One thing I like to do before I comment on a piece of writing is read the piece of writing. I do not understand the glut of postings this weekend that begin a criticism of Joseph Bottum’s piece in Commonweal titled The Things We Share: A Catholic’s Case for Same-sex Marriage, with the caveat, “I didn’t bother to read the whole thing,” or “I just skimmed it.”
So much has been made of its length, in fact, that people are falling asleep in the first paragraph, poking their eyes out in boredom, driving off cliffs, and performing many other acts of self-harm in the face of a 6000-9000 word essay–if the facebook statuses are to be believed.
Other common criticisms are that he got paid handsomely for writing it, that the New York Times picked it up, and that it was published in a left-leaning magazine.
We get the writing we deserve. If Catholic readers make known that they only have an attention span for the 140 character idea, then that is exactly what we’ll get.

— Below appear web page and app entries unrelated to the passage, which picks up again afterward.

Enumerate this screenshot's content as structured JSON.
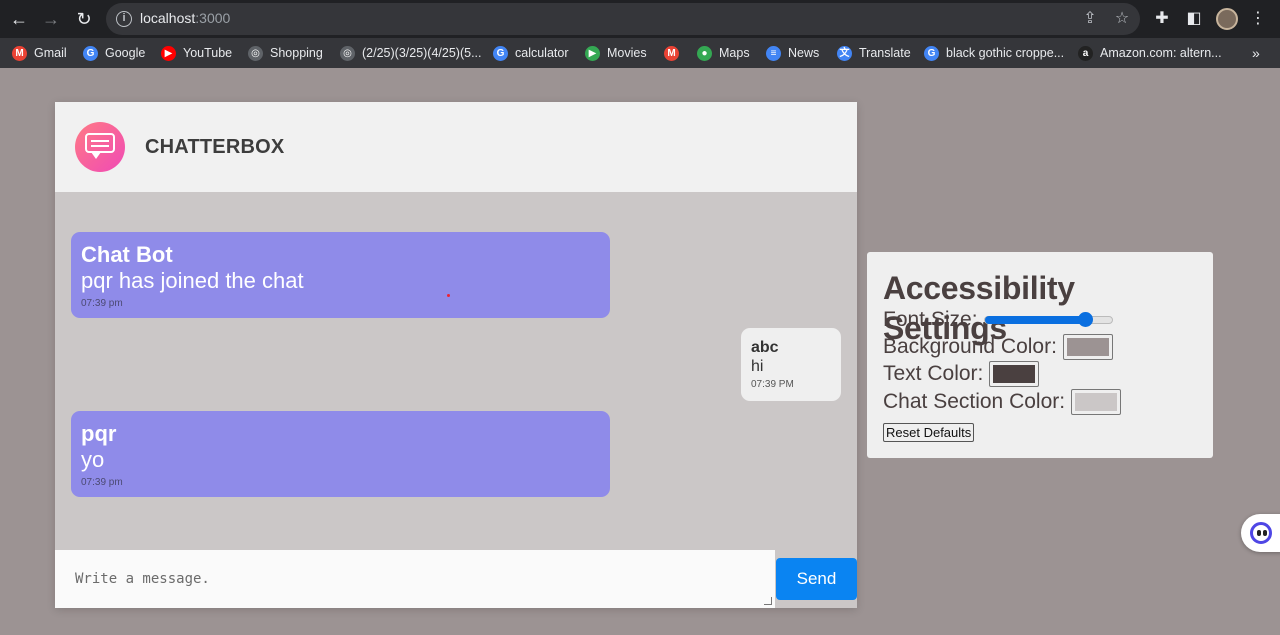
{
  "browser": {
    "url_host": "localhost",
    "url_port": ":3000",
    "bookmarks": [
      {
        "label": "Gmail",
        "icon": "gmail-icon",
        "color": "#ea4335",
        "glyph": "M"
      },
      {
        "label": "Google",
        "icon": "google-icon",
        "color": "#4285f4",
        "glyph": "G"
      },
      {
        "label": "YouTube",
        "icon": "youtube-icon",
        "color": "#ff0000",
        "glyph": "▶"
      },
      {
        "label": "Shopping",
        "icon": "globe-icon",
        "color": "#5f6368",
        "glyph": "◎"
      },
      {
        "label": "(2/25)(3/25)(4/25)(5...",
        "icon": "globe-icon",
        "color": "#5f6368",
        "glyph": "◎"
      },
      {
        "label": "calculator",
        "icon": "google-icon",
        "color": "#4285f4",
        "glyph": "G"
      },
      {
        "label": "Movies",
        "icon": "play-icon",
        "color": "#34a853",
        "glyph": "▶"
      },
      {
        "label": "",
        "icon": "gmail-icon",
        "color": "#ea4335",
        "glyph": "M"
      },
      {
        "label": "Maps",
        "icon": "maps-icon",
        "color": "#34a853",
        "glyph": "●"
      },
      {
        "label": "News",
        "icon": "news-icon",
        "color": "#4285f4",
        "glyph": "≡"
      },
      {
        "label": "Translate",
        "icon": "translate-icon",
        "color": "#4285f4",
        "glyph": "文"
      },
      {
        "label": "black gothic croppe...",
        "icon": "google-icon",
        "color": "#4285f4",
        "glyph": "G"
      },
      {
        "label": "Amazon.com: altern...",
        "icon": "amazon-icon",
        "color": "#222222",
        "glyph": "a"
      }
    ],
    "more_label": "»"
  },
  "chat": {
    "title": "CHATTERBOX",
    "messages": [
      {
        "side": "left",
        "sender": "Chat Bot",
        "text": "pqr has joined the chat",
        "time": "07:39 pm"
      },
      {
        "side": "right",
        "sender": "abc",
        "text": "hi",
        "time": "07:39 PM"
      },
      {
        "side": "left",
        "sender": "pqr",
        "text": "yo",
        "time": "07:39 pm"
      }
    ],
    "input_placeholder": "Write a message.",
    "send_label": "Send",
    "bubble_color": "#8f8be9"
  },
  "settings": {
    "title": "Accessibility Settings",
    "font_size_label": "Font Size:",
    "font_size_fraction": 0.8,
    "background_label": "Background Color:",
    "background_value": "#9c9393",
    "text_label": "Text Color:",
    "text_value": "#4a4040",
    "chat_section_label": "Chat Section Color:",
    "chat_section_value": "#cbc7c7",
    "reset_label": "Reset Defaults"
  }
}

I think, though, that we can make room for a writer to try, and possibly fail at a difficult literary genre, the evocative personal essay. I think we can allow a writer to make a living at his craft. We can permit a Catholic writer to dialogue on difficult issues with other-minded publications.
To my mind, Bottum did not fail. His writing received noteworthy attention from established media outlets, he was suitably compensated, and he made thousands of people angry on both sides of an issue without caving on the essential teachings of the Church.
That’s about the best a writer can hope for.